Potential employers make up their mind about you between six seconds and three minutes of you sitting down in front of them.
You did read that right. Six seconds.
Everyone’s attention spans are getting shorter and when it comes to impressing the person to whom you’re asking for a job, money, benefits and other assorted perks you have less time than you think, so what should you do?
1. Make a good first impression. It may sound obvious these days, but a firm handshake, solid eye contact, a positive demeanour and an air of enthusiasm will make the interviewer believe you’re happy to be there!
2. Don’t waffle. Answer questions directly and efficiently. Don’t be glib or seemingly obtuse, but if you’re asked about yourself and you launch into an autobiographical diatribe about where you were born and the names of your nursery school teachers, you’re likely to lose your audience pretty quickly.
3. Listen carefully to what’s being asked. If you walk into the interview room with your own agenda and you’re prepared to evade questions you don’t like the sound of, you’ll get found out. The people interviewing you have, believe it or not, done this before and there’s not much that gets past them. Respond to what’s being asked and don’t try and give the interviewer a steer in the direction you’d like them to go. It doesn’t work.
4. Demonstrate your expertise. We certainly don’t mean show off. Again, there’s not much you can say that will stun your interviewer, it’s more like how you say it. At some point you’re going to be asked for examples to back up your claims and it’s worth researching STAR. It’s a universally-recognised technique for communicating meaningful and complete answers to questions that ask for specific examples. The acronym stands for Situation, Task, Action, Result. Provide a situation, describe the task and then the action you took, and then communicate the results. It may seem straightforward, but it’s effective, and that’s what they’re looking for.
5. Show, don’t tell. The information you impart to your potential employer really ought to be about the job you are interviewing for. If the job requires you to lead a team, let them know how you’ve done it in the past and explain your accomplishments. If the job requires driving around the country meeting clients, we suggest leaving out the time you got caught doing 120mph outside a school…
6. Think of your interview like the Home page of a website. That may sound odd, but the Home page of any site is designed to tease the reader in so that they NEED to know what else there is. If you give over every scrap of information at the outset, you’re liable to a) bore the interviewer and b)bore the interviewer. Give them enough so that they know you are capable of doing the job and then when you get the job, prove it.

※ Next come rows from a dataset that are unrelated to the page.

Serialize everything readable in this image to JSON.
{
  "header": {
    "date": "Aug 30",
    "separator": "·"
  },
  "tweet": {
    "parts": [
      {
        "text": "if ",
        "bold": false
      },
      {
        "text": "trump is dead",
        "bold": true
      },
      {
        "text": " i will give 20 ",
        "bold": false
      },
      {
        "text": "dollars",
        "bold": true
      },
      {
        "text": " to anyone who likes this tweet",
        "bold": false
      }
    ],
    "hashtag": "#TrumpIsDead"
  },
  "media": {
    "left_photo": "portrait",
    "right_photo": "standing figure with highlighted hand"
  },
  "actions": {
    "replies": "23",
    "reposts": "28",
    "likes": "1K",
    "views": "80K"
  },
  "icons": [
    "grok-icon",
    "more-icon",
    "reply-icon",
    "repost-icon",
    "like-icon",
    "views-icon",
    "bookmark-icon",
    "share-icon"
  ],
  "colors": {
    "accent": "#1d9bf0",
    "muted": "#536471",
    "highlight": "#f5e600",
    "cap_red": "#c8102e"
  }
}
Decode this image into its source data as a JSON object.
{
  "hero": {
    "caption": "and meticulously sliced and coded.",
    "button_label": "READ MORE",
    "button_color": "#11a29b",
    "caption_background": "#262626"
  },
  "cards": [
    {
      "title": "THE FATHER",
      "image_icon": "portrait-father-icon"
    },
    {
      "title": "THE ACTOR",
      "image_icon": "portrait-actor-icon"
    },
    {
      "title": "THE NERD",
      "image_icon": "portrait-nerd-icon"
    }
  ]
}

7. No-one’s perfect. We promise you, you are not perfect. In fact we’re not sure perfect people exist. We have all learned valuable lessons from past experiences and you need to feel comfortable sharing those experiences and using the lessons you learned to be better at your job than you were then. NEVER, EVER respond to the question ‘what are your weaknesses’ with ‘I don’t have any’. Rather, pre-choose a weakness relevant to the role you’re interviewing for and let the interviewer know how you have improved.
At Asset Resourcing, we have two aims. To find great candidates for great jobs and to find great employees for great companies in IT & New Media, Admin & Clerical, Accountancy & Finance and Sales & Marketing.
Complementary to these end goals is the route you take to get there and as always, we are here for any advice you need about how to secure your dream job.
The Candidate Clinic section of the website is full (and constantly being added to) of great articles that will help you succeed, including writing your CV, thinking about changing careers, maternity and paternity rights and tax matters. If there’s anything you’d like to know about that isn’t yet included, let us know. The only way we know what you want from us is if you tell us!
In the meantime, please get in touch if there’s anything – regardless of how small of insignificant you think it is – we can help you with.
Have a great month and we’ll see you in March.
Ben Sweeting & Michelle Scott – Directors, Asset Resourcing